January Storm Damage

Living Snoqualmie called it a one-two punch from Mother Nature. A warm front brought heavy rains and high winds to western Washington on January 11 and a flood watch was posted. But there has not been enough low elevation snow so far this winter to produce dangerously high volumes on the Middle Fork river and the flow peaked at a safe 7.76 feet/6,560 cfps at 1am on January 13. Fortunately there was no significant damage to the road surface. As expected, trees were downed, but all of them were already passable by mid-morning on January 12.


Double whammy on the straights before the concrete bridge with a young douglas fir from the right and an alder from the left.


Trees rarely fall alone, and one medium size alder brought down a smattering of smaller ones with it.


Puddles of water colored with valley bottom clays fill up near Big Blowout Creek bridge

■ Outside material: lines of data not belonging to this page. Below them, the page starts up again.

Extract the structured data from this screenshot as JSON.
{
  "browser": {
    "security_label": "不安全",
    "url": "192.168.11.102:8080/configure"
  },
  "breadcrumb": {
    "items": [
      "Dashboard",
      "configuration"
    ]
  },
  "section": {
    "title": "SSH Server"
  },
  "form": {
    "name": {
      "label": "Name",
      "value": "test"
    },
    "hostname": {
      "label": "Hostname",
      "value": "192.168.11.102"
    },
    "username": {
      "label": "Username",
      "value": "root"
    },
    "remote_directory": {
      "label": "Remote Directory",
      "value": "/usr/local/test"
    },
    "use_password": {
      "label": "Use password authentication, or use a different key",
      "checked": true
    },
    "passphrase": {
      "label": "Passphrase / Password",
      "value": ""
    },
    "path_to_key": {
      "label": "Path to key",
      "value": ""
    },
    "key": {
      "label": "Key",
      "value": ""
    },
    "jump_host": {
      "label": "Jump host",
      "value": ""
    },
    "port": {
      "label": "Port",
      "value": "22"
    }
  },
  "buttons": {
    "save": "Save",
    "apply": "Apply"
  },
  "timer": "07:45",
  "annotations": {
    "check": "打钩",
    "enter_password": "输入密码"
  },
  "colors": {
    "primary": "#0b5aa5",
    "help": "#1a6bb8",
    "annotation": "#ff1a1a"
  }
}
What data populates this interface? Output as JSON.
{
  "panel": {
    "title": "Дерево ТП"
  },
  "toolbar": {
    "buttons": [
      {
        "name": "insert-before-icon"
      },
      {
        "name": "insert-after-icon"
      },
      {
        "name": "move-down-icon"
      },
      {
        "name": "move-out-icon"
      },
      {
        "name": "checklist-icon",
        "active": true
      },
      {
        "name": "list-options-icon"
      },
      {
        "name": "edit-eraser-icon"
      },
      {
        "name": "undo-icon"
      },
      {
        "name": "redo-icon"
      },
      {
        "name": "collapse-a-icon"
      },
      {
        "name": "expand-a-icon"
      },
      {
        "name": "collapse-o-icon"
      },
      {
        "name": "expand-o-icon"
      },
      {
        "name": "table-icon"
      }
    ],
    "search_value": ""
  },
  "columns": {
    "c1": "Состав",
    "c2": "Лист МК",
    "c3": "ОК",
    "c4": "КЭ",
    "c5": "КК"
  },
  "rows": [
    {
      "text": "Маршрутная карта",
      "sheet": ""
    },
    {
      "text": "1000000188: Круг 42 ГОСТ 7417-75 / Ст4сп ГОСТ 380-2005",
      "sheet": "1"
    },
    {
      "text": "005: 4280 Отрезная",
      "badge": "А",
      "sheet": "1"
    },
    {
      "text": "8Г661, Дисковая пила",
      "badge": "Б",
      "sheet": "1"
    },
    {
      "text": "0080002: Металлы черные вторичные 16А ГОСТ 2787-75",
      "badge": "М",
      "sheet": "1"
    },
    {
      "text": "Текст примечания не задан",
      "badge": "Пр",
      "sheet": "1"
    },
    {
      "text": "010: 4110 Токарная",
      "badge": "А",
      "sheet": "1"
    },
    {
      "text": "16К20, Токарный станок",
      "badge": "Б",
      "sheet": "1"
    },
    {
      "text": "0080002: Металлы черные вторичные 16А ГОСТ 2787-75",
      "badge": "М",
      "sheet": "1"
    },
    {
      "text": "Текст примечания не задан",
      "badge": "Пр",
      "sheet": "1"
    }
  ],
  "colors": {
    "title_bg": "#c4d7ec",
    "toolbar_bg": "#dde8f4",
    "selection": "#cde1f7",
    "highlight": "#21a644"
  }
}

Alders are the first trees to grow back after logging and weaken when deprived of light by maturing firs and cedars. This spindly alder was growing behind a large douglas fir stump. Expect the white-barked alders in the center to fall in coming years as well.


Not all trees fall during the storm. This section of road was clear in the morning after the storm, then a large maple uprooted mid-day and brought down an alder with it. A spontaneous crew of hatchet-wielding visitors blocked by the fallen tree cleared a path wide enough to get vehicles past.

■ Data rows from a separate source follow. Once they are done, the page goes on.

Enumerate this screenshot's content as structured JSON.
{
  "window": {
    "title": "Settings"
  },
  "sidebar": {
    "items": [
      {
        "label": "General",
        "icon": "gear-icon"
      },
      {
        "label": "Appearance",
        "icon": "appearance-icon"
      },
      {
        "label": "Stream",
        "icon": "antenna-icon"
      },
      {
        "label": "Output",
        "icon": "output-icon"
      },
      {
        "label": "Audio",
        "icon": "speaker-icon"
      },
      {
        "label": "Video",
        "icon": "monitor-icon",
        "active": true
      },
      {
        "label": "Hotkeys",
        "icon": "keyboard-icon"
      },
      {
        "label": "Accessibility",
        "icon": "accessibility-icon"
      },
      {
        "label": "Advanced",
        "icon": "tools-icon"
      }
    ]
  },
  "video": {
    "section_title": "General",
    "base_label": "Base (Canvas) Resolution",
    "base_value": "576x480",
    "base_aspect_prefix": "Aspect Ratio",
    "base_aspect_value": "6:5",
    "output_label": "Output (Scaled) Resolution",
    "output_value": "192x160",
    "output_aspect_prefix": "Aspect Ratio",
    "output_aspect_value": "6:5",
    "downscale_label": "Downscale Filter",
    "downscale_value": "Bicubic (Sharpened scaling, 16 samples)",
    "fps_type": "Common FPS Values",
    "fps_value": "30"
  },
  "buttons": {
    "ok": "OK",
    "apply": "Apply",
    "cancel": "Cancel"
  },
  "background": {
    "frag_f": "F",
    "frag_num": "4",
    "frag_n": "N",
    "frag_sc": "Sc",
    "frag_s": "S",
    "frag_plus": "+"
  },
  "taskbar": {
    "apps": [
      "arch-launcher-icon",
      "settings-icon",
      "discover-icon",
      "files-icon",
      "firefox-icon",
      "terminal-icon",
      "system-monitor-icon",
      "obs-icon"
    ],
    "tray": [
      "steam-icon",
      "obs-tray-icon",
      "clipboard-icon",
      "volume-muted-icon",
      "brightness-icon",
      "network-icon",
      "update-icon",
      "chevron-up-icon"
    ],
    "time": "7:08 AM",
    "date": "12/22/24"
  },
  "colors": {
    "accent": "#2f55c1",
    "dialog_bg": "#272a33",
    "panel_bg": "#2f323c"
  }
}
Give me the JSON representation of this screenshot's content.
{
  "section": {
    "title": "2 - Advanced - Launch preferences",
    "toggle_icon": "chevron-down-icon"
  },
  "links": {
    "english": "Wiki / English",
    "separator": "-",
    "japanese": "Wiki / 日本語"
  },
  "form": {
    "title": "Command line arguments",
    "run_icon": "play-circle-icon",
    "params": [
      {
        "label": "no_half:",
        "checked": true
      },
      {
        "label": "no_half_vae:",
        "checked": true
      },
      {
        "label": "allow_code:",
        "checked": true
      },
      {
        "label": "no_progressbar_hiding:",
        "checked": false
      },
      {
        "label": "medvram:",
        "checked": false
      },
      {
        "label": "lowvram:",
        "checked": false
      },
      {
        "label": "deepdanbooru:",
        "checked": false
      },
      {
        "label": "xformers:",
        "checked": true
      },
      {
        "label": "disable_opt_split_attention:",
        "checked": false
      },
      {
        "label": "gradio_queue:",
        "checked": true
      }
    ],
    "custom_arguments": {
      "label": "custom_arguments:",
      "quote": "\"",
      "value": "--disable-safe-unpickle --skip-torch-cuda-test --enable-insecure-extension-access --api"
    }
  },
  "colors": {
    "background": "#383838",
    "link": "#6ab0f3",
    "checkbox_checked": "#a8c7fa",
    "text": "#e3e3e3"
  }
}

A jumble of fallen trees triggered by a large uprooted maple, neatly slicing another tree in half on it’s way down.


Three days later a volunteer chain saw crew has cut back the larger branches. Much of the large debris will probably be salvaged for firewood.